Then I fell upon the penultimate, and by far the longest, story in the book.
“18 acts of love and compassion” is the 42-page heart of the book. As its title would suggest, it is 18 short works, each of which could stand alone and each of which is written much in the style of “OE”. Good straightforward storytelling with a minimum of gimmickry. What makes it great is that, as in Richard Linklater’s unique film, Slackers, each story concerns someone from the previous tale in an apparently arbitrary fashion. It is only near the end that you realise that the protagonists of the first couple of stories (who you thought had long ago disappeared) make their way back into this fascinatingly labyrinthine narrative. Then, in a sudden burst of adrenalin to the intuitive centres of the brain, you realise that stories 3 to 15 actually precede and lead to story 16 and its two successors. Hey, this is bloody clever writing you think. This guy really knows what he’s doing! Too right he does. For then (oh yes, there’s always more), then you click if that is the case (and rest assured it is), time must be seriously out of joint, and if time’s being fucked with you must be reading science fiction!
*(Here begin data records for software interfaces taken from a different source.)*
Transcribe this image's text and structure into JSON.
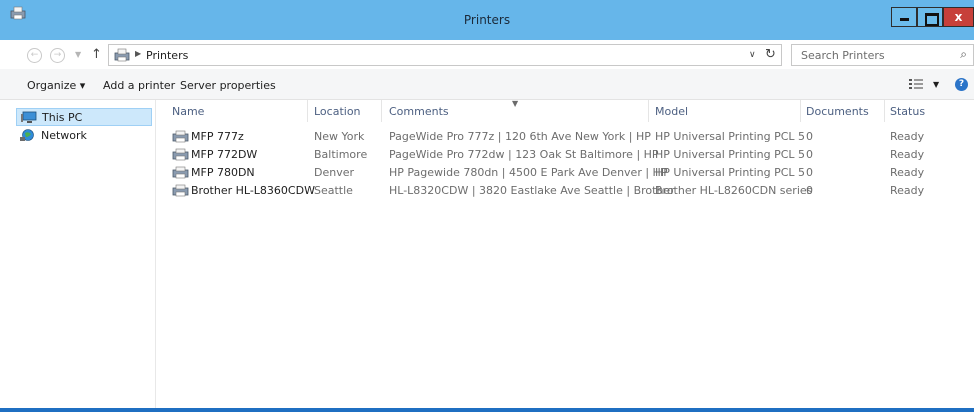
{
  "window": {
    "title": "Printers"
  },
  "window_controls": {
    "close": "x"
  },
  "address": {
    "path": "Printers"
  },
  "search": {
    "placeholder": "Search Printers"
  },
  "toolbar": {
    "organize": "Organize ▾",
    "add_printer": "Add a printer",
    "server_properties": "Server properties"
  },
  "sidebar": {
    "items": [
      {
        "label": "This PC"
      },
      {
        "label": "Network"
      }
    ]
  },
  "columns": {
    "name": "Name",
    "location": "Location",
    "comments": "Comments",
    "model": "Model",
    "documents": "Documents",
    "status": "Status"
  },
  "printers": [
    {
      "name": "MFP 777z",
      "location": "New York",
      "comments": "PageWide Pro 777z | 120 6th Ave New York | HP",
      "model": "HP Universal Printing PCL 5",
      "documents": "0",
      "status": "Ready"
    },
    {
      "name": "MFP 772DW",
      "location": "Baltimore",
      "comments": "PageWide Pro 772dw | 123 Oak St Baltimore | HP",
      "model": "HP Universal Printing PCL 5",
      "documents": "0",
      "status": "Ready"
    },
    {
      "name": "MFP 780DN",
      "location": "Denver",
      "comments": "HP Pagewide 780dn | 4500 E Park Ave Denver | HP",
      "model": "HP Universal Printing PCL 5",
      "documents": "0",
      "status": "Ready"
    },
    {
      "name": "Brother HL-L8360CDW",
      "location": "Seattle",
      "comments": "HL-L8320CDW | 3820 Eastlake Ave Seattle | Brother",
      "model": "Brother HL-L8260CDN series",
      "documents": "0",
      "status": "Ready"
    }
  ],
  "colors": {
    "titlebar": "#66b6ea",
    "close_button": "#c7403a",
    "selection": "#cde8fb",
    "header_text": "#4d6082"
  }
}
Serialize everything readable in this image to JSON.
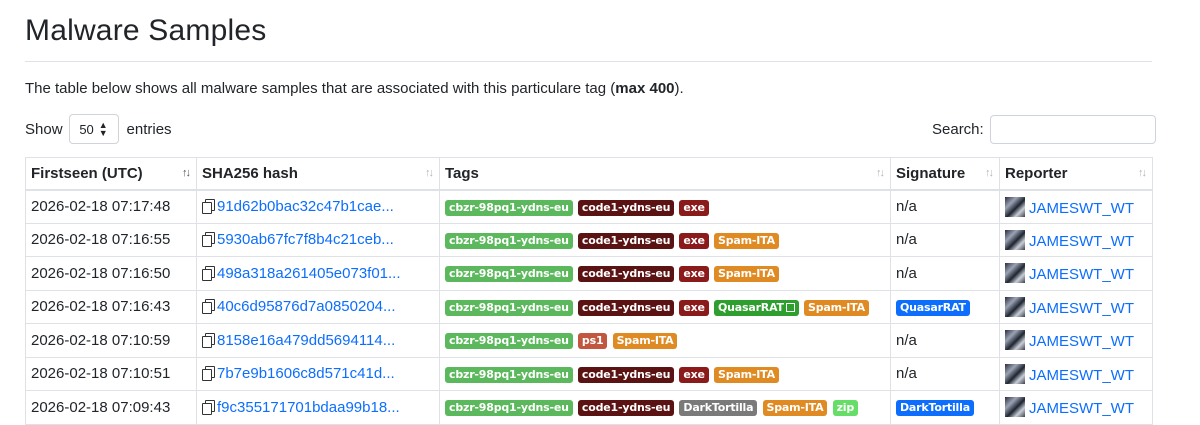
{
  "page": {
    "title": "Malware Samples",
    "intro_prefix": "The table below shows all malware samples that are associated with this particulare tag (",
    "intro_bold": "max 400",
    "intro_suffix": ")."
  },
  "controls": {
    "show_label": "Show",
    "entries_value": "50",
    "entries_label": "entries",
    "search_label": "Search:",
    "search_value": ""
  },
  "table": {
    "columns": [
      "Firstseen (UTC)",
      "SHA256 hash",
      "Tags",
      "Signature",
      "Reporter"
    ],
    "sort_icons": [
      "↑↓",
      "↑↓",
      "↑↓",
      "↑↓",
      "↑↓"
    ],
    "rows": [
      {
        "firstseen": "2026-02-18 07:17:48",
        "hash": "91d62b0bac32c47b1cae...",
        "tags": [
          {
            "text": "cbzr-98pq1-ydns-eu",
            "color": "#5cb85c"
          },
          {
            "text": "code1-ydns-eu",
            "color": "#5a1212"
          },
          {
            "text": "exe",
            "color": "#8b1a1a"
          }
        ],
        "signature": "n/a",
        "reporter": "JAMESWT_WT"
      },
      {
        "firstseen": "2026-02-18 07:16:55",
        "hash": "5930ab67fc7f8b4c21ceb...",
        "tags": [
          {
            "text": "cbzr-98pq1-ydns-eu",
            "color": "#5cb85c"
          },
          {
            "text": "code1-ydns-eu",
            "color": "#5a1212"
          },
          {
            "text": "exe",
            "color": "#8b1a1a"
          },
          {
            "text": "Spam-ITA",
            "color": "#e08a24"
          }
        ],
        "signature": "n/a",
        "reporter": "JAMESWT_WT"
      },
      {
        "firstseen": "2026-02-18 07:16:50",
        "hash": "498a318a261405e073f01...",
        "tags": [
          {
            "text": "cbzr-98pq1-ydns-eu",
            "color": "#5cb85c"
          },
          {
            "text": "code1-ydns-eu",
            "color": "#5a1212"
          },
          {
            "text": "exe",
            "color": "#8b1a1a"
          },
          {
            "text": "Spam-ITA",
            "color": "#e08a24"
          }
        ],
        "signature": "n/a",
        "reporter": "JAMESWT_WT"
      },
      {
        "firstseen": "2026-02-18 07:16:43",
        "hash": "40c6d95876d7a0850204...",
        "tags": [
          {
            "text": "cbzr-98pq1-ydns-eu",
            "color": "#5cb85c"
          },
          {
            "text": "code1-ydns-eu",
            "color": "#5a1212"
          },
          {
            "text": "exe",
            "color": "#8b1a1a"
          },
          {
            "text": "QuasarRAT",
            "color": "#2e9e2e",
            "external": true
          },
          {
            "text": "Spam-ITA",
            "color": "#e08a24"
          }
        ],
        "signature": "QuasarRAT",
        "signature_badge": true,
        "reporter": "JAMESWT_WT"
      },
      {
        "firstseen": "2026-02-18 07:10:59",
        "hash": "8158e16a479dd5694114...",
        "tags": [
          {
            "text": "cbzr-98pq1-ydns-eu",
            "color": "#5cb85c"
          },
          {
            "text": "ps1",
            "color": "#c0573e"
          },
          {
            "text": "Spam-ITA",
            "color": "#e08a24"
          }
        ],
        "signature": "n/a",
        "reporter": "JAMESWT_WT"
      },
      {
        "firstseen": "2026-02-18 07:10:51",
        "hash": "7b7e9b1606c8d571c41d...",
        "tags": [
          {
            "text": "cbzr-98pq1-ydns-eu",
            "color": "#5cb85c"
          },
          {
            "text": "code1-ydns-eu",
            "color": "#5a1212"
          },
          {
            "text": "exe",
            "color": "#8b1a1a"
          },
          {
            "text": "Spam-ITA",
            "color": "#e08a24"
          }
        ],
        "signature": "n/a",
        "reporter": "JAMESWT_WT"
      },
      {
        "firstseen": "2026-02-18 07:09:43",
        "hash": "f9c355171701bdaa99b18...",
        "tags": [
          {
            "text": "cbzr-98pq1-ydns-eu",
            "color": "#5cb85c"
          },
          {
            "text": "code1-ydns-eu",
            "color": "#5a1212"
          },
          {
            "text": "DarkTortilla",
            "color": "#7a7a7a"
          },
          {
            "text": "Spam-ITA",
            "color": "#e08a24"
          },
          {
            "text": "zip",
            "color": "#66dd66"
          }
        ],
        "signature": "DarkTortilla",
        "signature_badge": true,
        "reporter": "JAMESWT_WT"
      }
    ]
  },
  "colors": {
    "link": "#0d6efd",
    "signature_badge": "#0d6efd"
  },
  "icons": {
    "copy": "copy-icon",
    "avatar": "reporter-avatar",
    "external": "external-link-icon",
    "sort": "sort-icon"
  }
}
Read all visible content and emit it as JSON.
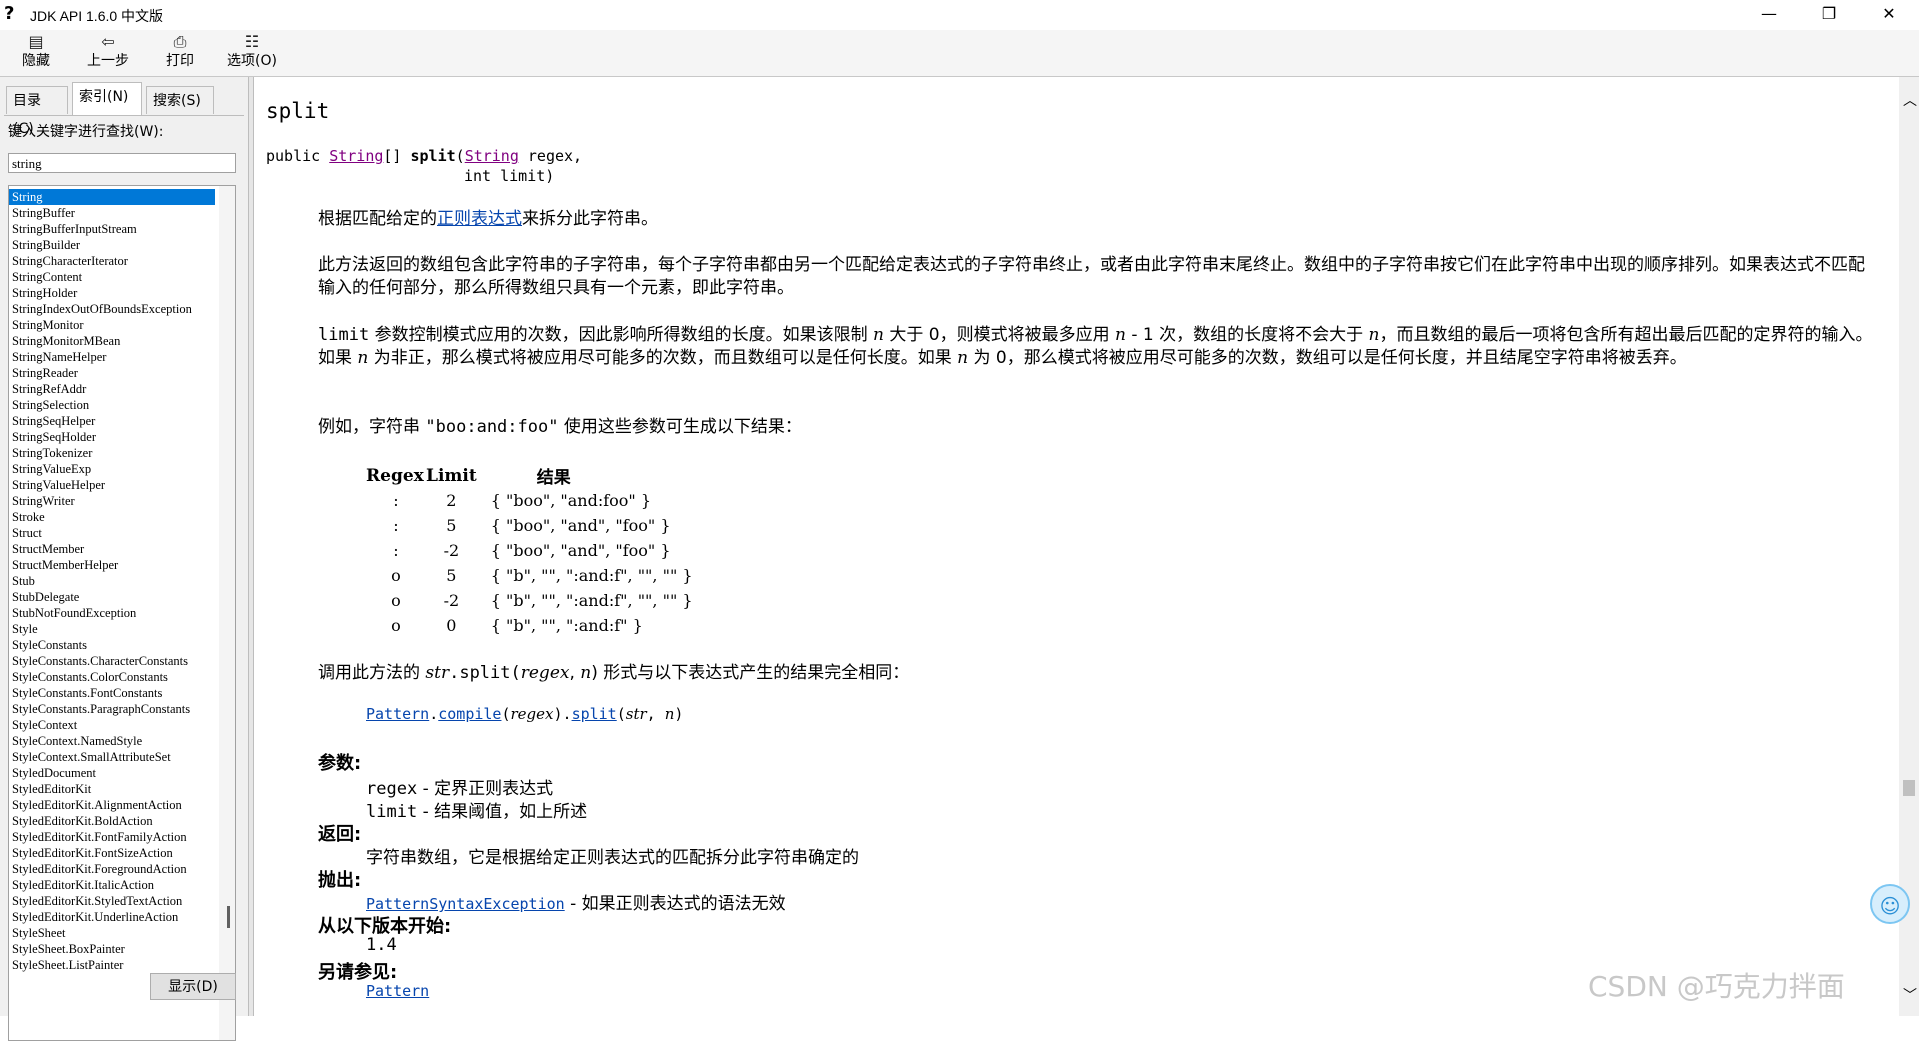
{
  "window": {
    "title": "JDK API 1.6.0 中文版",
    "icon": "help-question-icon",
    "controls": {
      "minimize": "—",
      "maximize": "❐",
      "close": "✕"
    }
  },
  "toolbar": {
    "hide": {
      "icon": "hide-pane-icon",
      "glyph": "▤",
      "label": "隐藏"
    },
    "back": {
      "icon": "back-arrow-icon",
      "glyph": "⇦",
      "label": "上一步"
    },
    "print": {
      "icon": "printer-icon",
      "glyph": "⎙",
      "label": "打印"
    },
    "options": {
      "icon": "options-icon",
      "glyph": "☷",
      "label": "选项(O)"
    }
  },
  "leftpanel": {
    "tabs": {
      "contents": "目录(C)",
      "index": "索引(N)",
      "search": "搜索(S)"
    },
    "keyword_label": "键入关键字进行查找(W):",
    "keyword_value": "string",
    "items": [
      "String",
      "StringBuffer",
      "StringBufferInputStream",
      "StringBuilder",
      "StringCharacterIterator",
      "StringContent",
      "StringHolder",
      "StringIndexOutOfBoundsException",
      "StringMonitor",
      "StringMonitorMBean",
      "StringNameHelper",
      "StringReader",
      "StringRefAddr",
      "StringSelection",
      "StringSeqHelper",
      "StringSeqHolder",
      "StringTokenizer",
      "StringValueExp",
      "StringValueHelper",
      "StringWriter",
      "Stroke",
      "Struct",
      "StructMember",
      "StructMemberHelper",
      "Stub",
      "StubDelegate",
      "StubNotFoundException",
      "Style",
      "StyleConstants",
      "StyleConstants.CharacterConstants",
      "StyleConstants.ColorConstants",
      "StyleConstants.FontConstants",
      "StyleConstants.ParagraphConstants",
      "StyleContext",
      "StyleContext.NamedStyle",
      "StyleContext.SmallAttributeSet",
      "StyledDocument",
      "StyledEditorKit",
      "StyledEditorKit.AlignmentAction",
      "StyledEditorKit.BoldAction",
      "StyledEditorKit.FontFamilyAction",
      "StyledEditorKit.FontSizeAction",
      "StyledEditorKit.ForegroundAction",
      "StyledEditorKit.ItalicAction",
      "StyledEditorKit.StyledTextAction",
      "StyledEditorKit.UnderlineAction",
      "StyleSheet",
      "StyleSheet.BoxPainter",
      "StyleSheet.ListPainter"
    ],
    "selected_index": 0,
    "display_button": "显示(D)"
  },
  "content": {
    "method_name": "split",
    "sig": {
      "public": "public ",
      "string_type": "String",
      "arr": "[] ",
      "name": "split",
      "open": "(",
      "param_type": "String",
      "param1": " regex,",
      "param2": "int limit)"
    },
    "p1": {
      "pre": "根据匹配给定的",
      "link": "正则表达式",
      "post": "来拆分此字符串。"
    },
    "p2": "此方法返回的数组包含此字符串的子字符串，每个子字符串都由另一个匹配给定表达式的子字符串终止，或者由此字符串末尾终止。数组中的子字符串按它们在此字符串中出现的顺序排列。如果表达式不匹配输入的任何部分，那么所得数组只具有一个元素，即此字符串。",
    "p3": {
      "code": "limit",
      "a": " 参数控制模式应用的次数，因此影响所得数组的长度。如果该限制 ",
      "n1": "n",
      "b": " 大于 0，则模式将被最多应用 ",
      "n2": "n",
      "c": " - 1 次，数组的长度将不会大于 ",
      "n3": "n",
      "d": "，而且数组的最后一项将包含所有超出最后匹配的定界符的输入。如果 ",
      "n4": "n",
      "e": " 为非正，那么模式将被应用尽可能多的次数，而且数组可以是任何长度。如果 ",
      "n5": "n",
      "f": " 为 0，那么模式将被应用尽可能多的次数，数组可以是任何长度，并且结尾空字符串将被丢弃。"
    },
    "p4": {
      "pre": "例如，字符串 ",
      "code": "\"boo:and:foo\"",
      "post": " 使用这些参数可生成以下结果："
    },
    "table": {
      "headers": [
        "Regex",
        "Limit",
        "结果"
      ],
      "rows": [
        [
          ":",
          "2",
          "{ \"boo\", \"and:foo\" }"
        ],
        [
          ":",
          "5",
          "{ \"boo\", \"and\", \"foo\" }"
        ],
        [
          ":",
          "-2",
          "{ \"boo\", \"and\", \"foo\" }"
        ],
        [
          "o",
          "5",
          "{ \"b\", \"\", \":and:f\", \"\", \"\" }"
        ],
        [
          "o",
          "-2",
          "{ \"b\", \"\", \":and:f\", \"\", \"\" }"
        ],
        [
          "o",
          "0",
          "{ \"b\", \"\", \":and:f\" }"
        ]
      ]
    },
    "p5": {
      "pre": "调用此方法的 ",
      "str": "str",
      "mid": ".split(",
      "regex": "regex",
      "comma": ", ",
      "n": "n",
      "post": ") 形式与以下表达式产生的结果完全相同："
    },
    "code": {
      "pattern": "Pattern",
      "dot1": ".",
      "compile": "compile",
      "open": "(",
      "regex": "regex",
      "close_dot": ").",
      "split": "split",
      "open2": "(",
      "str": "str",
      "comma": ", ",
      "n": "n",
      "close": ")"
    },
    "params_title": "参数:",
    "param1": {
      "code": "regex",
      "desc": " - 定界正则表达式"
    },
    "param2": {
      "code": "limit",
      "desc": " - 结果阈值，如上所述"
    },
    "returns_title": "返回:",
    "returns": "字符串数组，它是根据给定正则表达式的匹配拆分此字符串确定的",
    "throws_title": "抛出:",
    "throws": {
      "link": "PatternSyntaxException",
      "desc": " - 如果正则表达式的语法无效"
    },
    "since_title": "从以下版本开始:",
    "since": "1.4",
    "seealso_title": "另请参见:",
    "seealso": "Pattern"
  },
  "watermark": "CSDN @巧克力拌面",
  "scroll": {
    "up": "︿",
    "down": "﹀"
  },
  "assistant_icon": "chat-assistant-icon"
}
Maybe. In a Phillip K Dick kinda way perhaps. You’re definitely reading very good fiction with a grasp of characterisation, reality and formal structure that lesser mortals may only dream of. It’s a fantastic piece of work that two readings have only scraped the surface of. Exhausted, you prepare to close the tome but wait! There is one more, quietly waiting for you to notice its subtle presence after the pyrotechnics of its predecessor.
“Safe” closes the book with a terrifyingly convincing account of a few hours in the life of a hopeless obsessive-compulsive, once again showing the deeply caring side of the Sarkies personality. The last words of the book are:
God will keep you safe tonight
which, in this context, are as reassuring as Ringo’s sickly, treacly reading of Lennon’s “Goodnight” at the end of the Beatles’ White Album. Which makes “18 acts” Sarkies’ “Revolution #9”.
If you can make sense of that, this book will offer no resistance.
Chris Knox is in the process of home-recording his latest album.